*** Opening of SUPPLIED MATERIAL ***

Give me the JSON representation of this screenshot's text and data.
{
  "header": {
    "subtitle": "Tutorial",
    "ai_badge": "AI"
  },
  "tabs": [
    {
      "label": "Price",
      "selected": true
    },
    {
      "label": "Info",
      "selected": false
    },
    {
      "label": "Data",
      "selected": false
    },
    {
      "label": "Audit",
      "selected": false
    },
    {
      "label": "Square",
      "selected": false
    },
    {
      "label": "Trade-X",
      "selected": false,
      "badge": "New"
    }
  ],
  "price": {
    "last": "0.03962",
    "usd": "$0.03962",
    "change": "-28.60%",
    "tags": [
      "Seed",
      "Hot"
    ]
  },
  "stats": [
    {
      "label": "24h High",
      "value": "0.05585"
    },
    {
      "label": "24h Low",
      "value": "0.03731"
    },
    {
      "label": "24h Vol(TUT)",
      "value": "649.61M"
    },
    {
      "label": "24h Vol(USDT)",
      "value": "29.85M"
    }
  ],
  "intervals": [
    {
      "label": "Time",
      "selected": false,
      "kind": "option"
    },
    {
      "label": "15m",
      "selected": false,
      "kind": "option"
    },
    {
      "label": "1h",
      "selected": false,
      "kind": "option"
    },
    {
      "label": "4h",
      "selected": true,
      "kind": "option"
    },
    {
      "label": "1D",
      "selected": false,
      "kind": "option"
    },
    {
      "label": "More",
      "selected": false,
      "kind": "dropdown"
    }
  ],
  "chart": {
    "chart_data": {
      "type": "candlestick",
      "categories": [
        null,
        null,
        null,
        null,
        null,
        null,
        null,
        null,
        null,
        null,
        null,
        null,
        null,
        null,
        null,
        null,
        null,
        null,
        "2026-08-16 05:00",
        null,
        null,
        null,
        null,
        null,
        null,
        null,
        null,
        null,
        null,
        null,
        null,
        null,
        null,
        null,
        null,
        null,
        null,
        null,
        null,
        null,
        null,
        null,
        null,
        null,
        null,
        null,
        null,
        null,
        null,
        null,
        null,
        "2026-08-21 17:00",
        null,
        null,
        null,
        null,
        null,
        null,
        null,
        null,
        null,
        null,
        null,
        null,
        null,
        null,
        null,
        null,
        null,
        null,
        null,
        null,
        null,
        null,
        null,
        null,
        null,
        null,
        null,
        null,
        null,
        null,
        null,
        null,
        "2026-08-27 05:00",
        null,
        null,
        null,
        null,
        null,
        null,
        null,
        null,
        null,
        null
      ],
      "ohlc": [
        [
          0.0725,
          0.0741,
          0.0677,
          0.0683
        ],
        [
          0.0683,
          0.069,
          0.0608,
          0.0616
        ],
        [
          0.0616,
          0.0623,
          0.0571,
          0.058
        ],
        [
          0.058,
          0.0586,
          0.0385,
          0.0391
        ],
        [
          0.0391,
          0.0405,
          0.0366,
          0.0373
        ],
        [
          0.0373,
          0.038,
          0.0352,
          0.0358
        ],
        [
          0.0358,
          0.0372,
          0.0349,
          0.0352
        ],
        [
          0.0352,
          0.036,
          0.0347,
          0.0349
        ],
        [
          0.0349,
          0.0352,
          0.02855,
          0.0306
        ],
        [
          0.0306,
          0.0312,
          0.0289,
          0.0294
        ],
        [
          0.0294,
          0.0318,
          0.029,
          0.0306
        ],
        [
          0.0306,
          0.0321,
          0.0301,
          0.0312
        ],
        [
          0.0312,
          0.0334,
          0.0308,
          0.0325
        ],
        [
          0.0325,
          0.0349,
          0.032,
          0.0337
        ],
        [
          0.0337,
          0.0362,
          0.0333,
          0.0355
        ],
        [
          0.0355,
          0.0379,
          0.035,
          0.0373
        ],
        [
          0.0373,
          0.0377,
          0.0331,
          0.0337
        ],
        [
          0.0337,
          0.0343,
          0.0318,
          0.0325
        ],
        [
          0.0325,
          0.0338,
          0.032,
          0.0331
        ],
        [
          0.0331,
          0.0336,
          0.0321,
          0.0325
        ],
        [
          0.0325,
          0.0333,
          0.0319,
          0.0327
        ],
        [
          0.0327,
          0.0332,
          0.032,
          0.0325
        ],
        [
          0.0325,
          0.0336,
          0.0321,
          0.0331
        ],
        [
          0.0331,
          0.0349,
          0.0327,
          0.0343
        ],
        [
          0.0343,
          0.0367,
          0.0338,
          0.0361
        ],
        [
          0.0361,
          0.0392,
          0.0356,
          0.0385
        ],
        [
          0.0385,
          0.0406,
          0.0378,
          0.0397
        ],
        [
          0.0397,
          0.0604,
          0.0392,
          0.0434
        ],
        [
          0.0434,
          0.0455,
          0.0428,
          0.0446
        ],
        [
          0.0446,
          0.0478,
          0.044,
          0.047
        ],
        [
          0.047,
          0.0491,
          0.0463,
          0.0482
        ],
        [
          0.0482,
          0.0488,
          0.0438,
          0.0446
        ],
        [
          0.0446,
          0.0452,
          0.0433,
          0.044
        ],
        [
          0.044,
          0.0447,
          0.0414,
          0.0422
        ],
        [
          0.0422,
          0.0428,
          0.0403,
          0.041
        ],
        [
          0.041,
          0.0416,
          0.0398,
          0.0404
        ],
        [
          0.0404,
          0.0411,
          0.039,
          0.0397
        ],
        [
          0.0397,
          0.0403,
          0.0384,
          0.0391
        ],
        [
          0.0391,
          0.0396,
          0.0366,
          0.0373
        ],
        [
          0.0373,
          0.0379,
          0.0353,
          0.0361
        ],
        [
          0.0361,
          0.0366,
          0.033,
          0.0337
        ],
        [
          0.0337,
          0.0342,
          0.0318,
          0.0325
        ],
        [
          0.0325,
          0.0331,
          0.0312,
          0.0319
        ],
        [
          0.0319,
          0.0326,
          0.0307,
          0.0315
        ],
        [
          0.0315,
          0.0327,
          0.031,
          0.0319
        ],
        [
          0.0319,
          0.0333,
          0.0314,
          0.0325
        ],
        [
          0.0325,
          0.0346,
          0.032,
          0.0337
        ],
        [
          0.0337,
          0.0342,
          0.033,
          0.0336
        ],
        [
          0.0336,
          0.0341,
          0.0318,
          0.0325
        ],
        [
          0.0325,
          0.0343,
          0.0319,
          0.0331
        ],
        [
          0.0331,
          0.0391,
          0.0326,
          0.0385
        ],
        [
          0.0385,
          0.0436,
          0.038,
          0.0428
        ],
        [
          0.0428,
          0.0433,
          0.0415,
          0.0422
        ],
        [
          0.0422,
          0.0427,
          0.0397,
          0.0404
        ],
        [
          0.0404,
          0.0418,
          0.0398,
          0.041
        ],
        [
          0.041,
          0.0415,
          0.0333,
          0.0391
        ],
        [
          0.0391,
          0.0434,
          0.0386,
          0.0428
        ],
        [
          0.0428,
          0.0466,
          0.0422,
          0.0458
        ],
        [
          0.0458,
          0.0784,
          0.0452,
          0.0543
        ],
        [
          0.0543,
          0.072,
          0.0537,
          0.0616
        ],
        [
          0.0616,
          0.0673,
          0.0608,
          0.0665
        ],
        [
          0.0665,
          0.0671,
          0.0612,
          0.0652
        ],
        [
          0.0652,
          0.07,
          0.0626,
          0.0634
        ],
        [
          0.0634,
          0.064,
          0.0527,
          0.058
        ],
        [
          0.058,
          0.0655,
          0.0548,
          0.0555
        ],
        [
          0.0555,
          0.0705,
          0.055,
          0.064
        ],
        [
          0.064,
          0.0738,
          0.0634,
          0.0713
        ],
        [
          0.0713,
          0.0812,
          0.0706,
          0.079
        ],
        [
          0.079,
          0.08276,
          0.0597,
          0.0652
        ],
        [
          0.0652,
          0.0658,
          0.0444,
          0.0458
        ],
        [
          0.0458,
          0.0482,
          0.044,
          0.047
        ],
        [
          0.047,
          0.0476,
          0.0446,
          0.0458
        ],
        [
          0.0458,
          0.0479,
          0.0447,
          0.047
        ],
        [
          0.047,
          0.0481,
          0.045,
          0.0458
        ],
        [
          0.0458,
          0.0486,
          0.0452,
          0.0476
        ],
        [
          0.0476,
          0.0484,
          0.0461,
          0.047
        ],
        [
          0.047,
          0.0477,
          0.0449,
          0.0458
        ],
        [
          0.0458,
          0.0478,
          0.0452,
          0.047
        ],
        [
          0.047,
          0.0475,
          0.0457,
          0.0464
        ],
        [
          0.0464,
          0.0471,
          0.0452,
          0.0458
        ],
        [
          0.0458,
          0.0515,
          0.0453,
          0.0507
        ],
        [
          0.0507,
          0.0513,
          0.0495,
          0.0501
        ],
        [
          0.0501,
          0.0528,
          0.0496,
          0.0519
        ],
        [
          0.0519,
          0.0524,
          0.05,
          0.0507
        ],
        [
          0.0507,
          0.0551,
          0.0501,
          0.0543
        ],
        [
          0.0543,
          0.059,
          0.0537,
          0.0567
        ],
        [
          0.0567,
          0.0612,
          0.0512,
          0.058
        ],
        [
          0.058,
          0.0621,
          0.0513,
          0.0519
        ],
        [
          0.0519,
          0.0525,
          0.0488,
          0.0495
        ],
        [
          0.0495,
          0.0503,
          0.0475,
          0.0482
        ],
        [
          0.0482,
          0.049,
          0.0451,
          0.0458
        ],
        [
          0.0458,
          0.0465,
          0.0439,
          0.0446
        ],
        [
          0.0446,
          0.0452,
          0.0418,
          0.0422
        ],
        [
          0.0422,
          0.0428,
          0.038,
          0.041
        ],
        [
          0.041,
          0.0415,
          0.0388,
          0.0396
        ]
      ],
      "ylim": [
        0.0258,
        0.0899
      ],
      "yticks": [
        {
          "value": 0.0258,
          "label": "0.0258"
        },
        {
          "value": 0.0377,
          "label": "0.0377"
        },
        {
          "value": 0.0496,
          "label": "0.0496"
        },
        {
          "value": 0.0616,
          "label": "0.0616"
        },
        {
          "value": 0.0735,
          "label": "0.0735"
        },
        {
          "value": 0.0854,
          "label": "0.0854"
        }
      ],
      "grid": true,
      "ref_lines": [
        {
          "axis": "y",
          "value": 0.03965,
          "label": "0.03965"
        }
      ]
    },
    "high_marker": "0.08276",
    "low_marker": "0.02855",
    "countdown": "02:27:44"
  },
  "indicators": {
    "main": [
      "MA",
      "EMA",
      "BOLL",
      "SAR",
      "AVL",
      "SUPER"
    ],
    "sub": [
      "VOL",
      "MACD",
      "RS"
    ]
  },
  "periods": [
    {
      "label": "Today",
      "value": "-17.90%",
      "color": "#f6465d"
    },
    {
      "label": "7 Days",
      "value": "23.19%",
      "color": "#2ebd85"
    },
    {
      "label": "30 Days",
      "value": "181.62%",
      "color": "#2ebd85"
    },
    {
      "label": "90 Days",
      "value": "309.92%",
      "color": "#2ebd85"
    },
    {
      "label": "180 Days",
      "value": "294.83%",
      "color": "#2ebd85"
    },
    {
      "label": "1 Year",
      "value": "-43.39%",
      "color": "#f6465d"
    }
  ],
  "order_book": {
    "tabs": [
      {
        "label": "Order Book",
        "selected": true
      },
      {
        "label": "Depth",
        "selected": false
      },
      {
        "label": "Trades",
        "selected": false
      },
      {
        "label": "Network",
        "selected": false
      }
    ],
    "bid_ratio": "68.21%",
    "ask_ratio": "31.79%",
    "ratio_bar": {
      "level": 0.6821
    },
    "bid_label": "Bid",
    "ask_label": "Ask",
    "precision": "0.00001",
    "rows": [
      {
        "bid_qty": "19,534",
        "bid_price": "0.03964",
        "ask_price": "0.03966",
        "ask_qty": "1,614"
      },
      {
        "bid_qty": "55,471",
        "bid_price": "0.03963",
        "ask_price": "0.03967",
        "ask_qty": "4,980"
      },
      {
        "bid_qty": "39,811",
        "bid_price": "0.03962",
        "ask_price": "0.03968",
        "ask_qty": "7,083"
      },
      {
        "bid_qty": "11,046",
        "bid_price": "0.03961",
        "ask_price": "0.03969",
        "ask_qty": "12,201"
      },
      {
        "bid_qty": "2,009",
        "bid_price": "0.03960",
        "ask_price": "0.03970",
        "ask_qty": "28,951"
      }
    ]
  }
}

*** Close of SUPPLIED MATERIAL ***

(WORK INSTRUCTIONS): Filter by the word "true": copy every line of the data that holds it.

(TASK RESULT):
      "selected": true
      "selected": true,
      "grid": true,
        "selected": true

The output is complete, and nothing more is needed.